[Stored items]
Content starts
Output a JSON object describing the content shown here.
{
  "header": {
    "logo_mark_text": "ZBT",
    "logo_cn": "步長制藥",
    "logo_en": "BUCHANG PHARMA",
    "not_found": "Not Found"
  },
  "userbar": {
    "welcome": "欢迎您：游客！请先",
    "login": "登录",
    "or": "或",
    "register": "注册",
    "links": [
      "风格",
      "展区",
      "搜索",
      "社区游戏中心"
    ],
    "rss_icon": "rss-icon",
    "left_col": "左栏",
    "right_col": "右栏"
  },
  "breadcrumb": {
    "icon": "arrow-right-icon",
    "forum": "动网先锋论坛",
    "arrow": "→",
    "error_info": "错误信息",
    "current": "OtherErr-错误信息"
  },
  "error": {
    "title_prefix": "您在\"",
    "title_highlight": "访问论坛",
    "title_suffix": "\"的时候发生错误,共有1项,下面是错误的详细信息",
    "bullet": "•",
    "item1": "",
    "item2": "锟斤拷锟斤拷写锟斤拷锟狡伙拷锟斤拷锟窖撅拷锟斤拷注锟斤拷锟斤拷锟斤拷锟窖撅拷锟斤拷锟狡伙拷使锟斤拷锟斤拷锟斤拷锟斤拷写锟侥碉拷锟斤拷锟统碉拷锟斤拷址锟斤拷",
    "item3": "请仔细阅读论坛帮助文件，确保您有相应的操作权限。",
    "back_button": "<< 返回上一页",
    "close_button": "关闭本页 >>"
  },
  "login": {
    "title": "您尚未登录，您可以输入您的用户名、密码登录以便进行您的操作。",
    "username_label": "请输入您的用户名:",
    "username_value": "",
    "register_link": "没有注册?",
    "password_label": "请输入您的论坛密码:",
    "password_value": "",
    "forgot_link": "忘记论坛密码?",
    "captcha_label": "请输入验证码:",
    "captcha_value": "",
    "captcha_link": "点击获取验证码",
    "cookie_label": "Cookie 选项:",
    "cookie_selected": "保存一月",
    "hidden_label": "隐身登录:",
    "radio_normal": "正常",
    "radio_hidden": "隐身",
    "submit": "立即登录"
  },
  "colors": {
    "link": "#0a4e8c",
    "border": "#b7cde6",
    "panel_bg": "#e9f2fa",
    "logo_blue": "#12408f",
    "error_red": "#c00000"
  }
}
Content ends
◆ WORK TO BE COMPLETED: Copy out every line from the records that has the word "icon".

◆ REPLY TO THE EXERCISE:
    "rss_icon": "rss-icon",
    "icon": "arrow-right-icon",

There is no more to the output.